◆ About this exercise ◆
Beginning at the line that contains "Enumerate this screenshot's" and ending at the last line of the entries, write out each line exactly; include nothing outside that span.

◆ Data shown ◆
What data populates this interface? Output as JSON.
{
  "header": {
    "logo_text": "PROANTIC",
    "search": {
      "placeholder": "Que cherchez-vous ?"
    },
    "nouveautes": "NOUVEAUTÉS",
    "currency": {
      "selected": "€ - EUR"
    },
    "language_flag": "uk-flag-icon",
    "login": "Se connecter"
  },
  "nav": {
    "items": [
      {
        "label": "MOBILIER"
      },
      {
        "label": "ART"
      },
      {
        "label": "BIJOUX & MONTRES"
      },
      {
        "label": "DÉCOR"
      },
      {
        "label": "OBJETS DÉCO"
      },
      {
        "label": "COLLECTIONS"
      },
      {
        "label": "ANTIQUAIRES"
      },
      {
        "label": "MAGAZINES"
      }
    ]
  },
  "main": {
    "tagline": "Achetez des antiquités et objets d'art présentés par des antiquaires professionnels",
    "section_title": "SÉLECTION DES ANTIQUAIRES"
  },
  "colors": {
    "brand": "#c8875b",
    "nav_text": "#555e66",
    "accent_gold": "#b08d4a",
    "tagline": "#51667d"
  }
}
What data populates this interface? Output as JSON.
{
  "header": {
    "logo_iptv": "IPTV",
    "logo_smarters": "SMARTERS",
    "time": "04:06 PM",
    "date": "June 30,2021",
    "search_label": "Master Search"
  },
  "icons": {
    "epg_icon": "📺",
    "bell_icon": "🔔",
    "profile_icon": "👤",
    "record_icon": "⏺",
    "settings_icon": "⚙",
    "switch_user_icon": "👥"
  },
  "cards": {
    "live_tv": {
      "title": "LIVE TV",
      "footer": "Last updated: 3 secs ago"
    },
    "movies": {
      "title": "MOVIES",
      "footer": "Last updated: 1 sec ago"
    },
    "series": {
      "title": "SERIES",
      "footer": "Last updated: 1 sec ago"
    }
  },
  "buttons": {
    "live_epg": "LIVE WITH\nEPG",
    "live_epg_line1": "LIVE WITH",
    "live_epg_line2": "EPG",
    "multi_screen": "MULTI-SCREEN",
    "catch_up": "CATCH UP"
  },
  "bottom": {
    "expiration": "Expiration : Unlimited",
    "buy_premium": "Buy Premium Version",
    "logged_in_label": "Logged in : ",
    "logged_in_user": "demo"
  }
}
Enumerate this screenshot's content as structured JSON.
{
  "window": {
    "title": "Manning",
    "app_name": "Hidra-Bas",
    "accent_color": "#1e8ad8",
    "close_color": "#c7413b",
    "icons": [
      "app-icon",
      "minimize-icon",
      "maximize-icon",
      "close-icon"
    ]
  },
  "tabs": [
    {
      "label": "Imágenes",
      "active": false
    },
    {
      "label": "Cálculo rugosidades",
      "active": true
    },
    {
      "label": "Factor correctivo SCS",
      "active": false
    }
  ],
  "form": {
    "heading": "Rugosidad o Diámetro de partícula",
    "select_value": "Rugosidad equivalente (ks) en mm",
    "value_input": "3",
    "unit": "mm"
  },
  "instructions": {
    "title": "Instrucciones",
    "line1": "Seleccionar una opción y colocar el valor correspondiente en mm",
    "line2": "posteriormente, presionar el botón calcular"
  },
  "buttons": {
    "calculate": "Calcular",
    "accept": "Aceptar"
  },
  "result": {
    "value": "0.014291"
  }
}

◆ Exercise solution ◆
Enumerate this screenshot's content as structured JSON.
{
  "window": {
    "title": "Manning",
    "app_name": "Hidra-Bas",
    "accent_color": "#1e8ad8",
    "close_color": "#c7413b",
    "icons": [
      "app-icon",
      "minimize-icon",
      "maximize-icon",
      "close-icon"
    ]
  },
  "tabs": [
    {
      "label": "Imágenes",
      "active": false
    },
    {
      "label": "Cálculo rugosidades",
      "active": true
    },
    {
      "label": "Factor correctivo SCS",
      "active": false
    }
  ],
  "form": {
    "heading": "Rugosidad o Diámetro de partícula",
    "select_value": "Rugosidad equivalente (ks) en mm",
    "value_input": "3",
    "unit": "mm"
  },
  "instructions": {
    "title": "Instrucciones",
    "line1": "Seleccionar una opción y colocar el valor correspondiente en mm",
    "line2": "posteriormente, presionar el botón calcular"
  },
  "buttons": {
    "calculate": "Calcular",
    "accept": "Aceptar"
  },
  "result": {
    "value": "0.014291"
  }
}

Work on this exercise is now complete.